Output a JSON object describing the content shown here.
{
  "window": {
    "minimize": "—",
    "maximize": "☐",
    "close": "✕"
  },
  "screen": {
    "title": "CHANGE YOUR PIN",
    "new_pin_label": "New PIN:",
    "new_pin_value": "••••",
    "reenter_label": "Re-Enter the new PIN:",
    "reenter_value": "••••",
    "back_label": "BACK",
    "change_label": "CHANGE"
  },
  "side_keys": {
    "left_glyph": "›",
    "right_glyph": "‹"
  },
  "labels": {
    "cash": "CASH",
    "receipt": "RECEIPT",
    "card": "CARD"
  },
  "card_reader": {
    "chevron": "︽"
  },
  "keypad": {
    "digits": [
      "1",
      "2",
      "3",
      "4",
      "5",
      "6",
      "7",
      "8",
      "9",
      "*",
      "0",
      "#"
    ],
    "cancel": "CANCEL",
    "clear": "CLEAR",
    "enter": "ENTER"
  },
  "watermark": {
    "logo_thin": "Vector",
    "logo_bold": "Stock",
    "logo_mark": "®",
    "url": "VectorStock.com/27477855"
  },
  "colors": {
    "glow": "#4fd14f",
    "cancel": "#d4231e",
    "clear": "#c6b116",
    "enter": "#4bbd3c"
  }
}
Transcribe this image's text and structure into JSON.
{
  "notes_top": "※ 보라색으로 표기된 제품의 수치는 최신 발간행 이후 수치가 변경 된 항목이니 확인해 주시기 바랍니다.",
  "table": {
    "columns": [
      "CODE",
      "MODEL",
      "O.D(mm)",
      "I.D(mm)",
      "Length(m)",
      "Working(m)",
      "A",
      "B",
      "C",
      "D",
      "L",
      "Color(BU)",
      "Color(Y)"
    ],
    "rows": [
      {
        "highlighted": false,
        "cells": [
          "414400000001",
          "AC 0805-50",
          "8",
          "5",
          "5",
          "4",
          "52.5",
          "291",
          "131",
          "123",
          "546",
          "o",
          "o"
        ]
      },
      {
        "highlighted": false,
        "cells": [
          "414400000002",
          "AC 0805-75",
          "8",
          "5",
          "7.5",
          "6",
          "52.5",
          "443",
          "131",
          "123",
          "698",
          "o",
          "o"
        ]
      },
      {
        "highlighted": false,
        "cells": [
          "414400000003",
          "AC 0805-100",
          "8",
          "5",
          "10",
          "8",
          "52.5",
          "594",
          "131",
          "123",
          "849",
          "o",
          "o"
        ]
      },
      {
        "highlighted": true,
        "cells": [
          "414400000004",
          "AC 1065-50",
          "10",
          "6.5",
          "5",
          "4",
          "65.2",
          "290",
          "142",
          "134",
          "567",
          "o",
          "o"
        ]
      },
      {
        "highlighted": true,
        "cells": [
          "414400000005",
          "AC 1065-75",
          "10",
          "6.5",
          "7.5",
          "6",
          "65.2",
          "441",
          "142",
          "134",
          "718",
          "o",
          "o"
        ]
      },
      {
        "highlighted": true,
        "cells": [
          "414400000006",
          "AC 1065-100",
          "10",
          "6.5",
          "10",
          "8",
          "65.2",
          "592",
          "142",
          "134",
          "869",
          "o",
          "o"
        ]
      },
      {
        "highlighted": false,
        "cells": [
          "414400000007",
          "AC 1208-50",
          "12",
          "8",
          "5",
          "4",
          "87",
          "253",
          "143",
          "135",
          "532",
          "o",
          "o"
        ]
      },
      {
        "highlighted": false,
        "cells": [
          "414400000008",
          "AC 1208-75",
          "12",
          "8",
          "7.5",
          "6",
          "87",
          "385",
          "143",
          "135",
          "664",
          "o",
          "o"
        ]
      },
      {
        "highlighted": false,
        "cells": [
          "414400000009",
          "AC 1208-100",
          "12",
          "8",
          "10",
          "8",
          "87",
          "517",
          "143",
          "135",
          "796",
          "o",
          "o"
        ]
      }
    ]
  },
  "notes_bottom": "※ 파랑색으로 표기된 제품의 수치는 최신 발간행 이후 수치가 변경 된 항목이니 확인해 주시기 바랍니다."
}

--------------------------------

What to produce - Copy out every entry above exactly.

Written response -
Output a JSON object describing the content shown here.
{
  "window": {
    "minimize": "—",
    "maximize": "☐",
    "close": "✕"
  },
  "screen": {
    "title": "CHANGE YOUR PIN",
    "new_pin_label": "New PIN:",
    "new_pin_value": "••••",
    "reenter_label": "Re-Enter the new PIN:",
    "reenter_value": "••••",
    "back_label": "BACK",
    "change_label": "CHANGE"
  },
  "side_keys": {
    "left_glyph": "›",
    "right_glyph": "‹"
  },
  "labels": {
    "cash": "CASH",
    "receipt": "RECEIPT",
    "card": "CARD"
  },
  "card_reader": {
    "chevron": "︽"
  },
  "keypad": {
    "digits": [
      "1",
      "2",
      "3",
      "4",
      "5",
      "6",
      "7",
      "8",
      "9",
      "*",
      "0",
      "#"
    ],
    "cancel": "CANCEL",
    "clear": "CLEAR",
    "enter": "ENTER"
  },
  "watermark": {
    "logo_thin": "Vector",
    "logo_bold": "Stock",
    "logo_mark": "®",
    "url": "VectorStock.com/27477855"
  },
  "colors": {
    "glow": "#4fd14f",
    "cancel": "#d4231e",
    "clear": "#c6b116",
    "enter": "#4bbd3c"
  }
}
Transcribe this image's text and structure into JSON.
{
  "notes_top": "※ 보라색으로 표기된 제품의 수치는 최신 발간행 이후 수치가 변경 된 항목이니 확인해 주시기 바랍니다.",
  "table": {
    "columns": [
      "CODE",
      "MODEL",
      "O.D(mm)",
      "I.D(mm)",
      "Length(m)",
      "Working(m)",
      "A",
      "B",
      "C",
      "D",
      "L",
      "Color(BU)",
      "Color(Y)"
    ],
    "rows": [
      {
        "highlighted": false,
        "cells": [
          "414400000001",
          "AC 0805-50",
          "8",
          "5",
          "5",
          "4",
          "52.5",
          "291",
          "131",
          "123",
          "546",
          "o",
          "o"
        ]
      },
      {
        "highlighted": false,
        "cells": [
          "414400000002",
          "AC 0805-75",
          "8",
          "5",
          "7.5",
          "6",
          "52.5",
          "443",
          "131",
          "123",
          "698",
          "o",
          "o"
        ]
      },
      {
        "highlighted": false,
        "cells": [
          "414400000003",
          "AC 0805-100",
          "8",
          "5",
          "10",
          "8",
          "52.5",
          "594",
          "131",
          "123",
          "849",
          "o",
          "o"
        ]
      },
      {
        "highlighted": true,
        "cells": [
          "414400000004",
          "AC 1065-50",
          "10",
          "6.5",
          "5",
          "4",
          "65.2",
          "290",
          "142",
          "134",
          "567",
          "o",
          "o"
        ]
      },
      {
        "highlighted": true,
        "cells": [
          "414400000005",
          "AC 1065-75",
          "10",
          "6.5",
          "7.5",
          "6",
          "65.2",
          "441",
          "142",
          "134",
          "718",
          "o",
          "o"
        ]
      },
      {
        "highlighted": true,
        "cells": [
          "414400000006",
          "AC 1065-100",
          "10",
          "6.5",
          "10",
          "8",
          "65.2",
          "592",
          "142",
          "134",
          "869",
          "o",
          "o"
        ]
      },
      {
        "highlighted": false,
        "cells": [
          "414400000007",
          "AC 1208-50",
          "12",
          "8",
          "5",
          "4",
          "87",
          "253",
          "143",
          "135",
          "532",
          "o",
          "o"
        ]
      },
      {
        "highlighted": false,
        "cells": [
          "414400000008",
          "AC 1208-75",
          "12",
          "8",
          "7.5",
          "6",
          "87",
          "385",
          "143",
          "135",
          "664",
          "o",
          "o"
        ]
      },
      {
        "highlighted": false,
        "cells": [
          "414400000009",
          "AC 1208-100",
          "12",
          "8",
          "10",
          "8",
          "87",
          "517",
          "143",
          "135",
          "796",
          "o",
          "o"
        ]
      }
    ]
  },
  "notes_bottom": "※ 파랑색으로 표기된 제품의 수치는 최신 발간행 이후 수치가 변경 된 항목이니 확인해 주시기 바랍니다."
}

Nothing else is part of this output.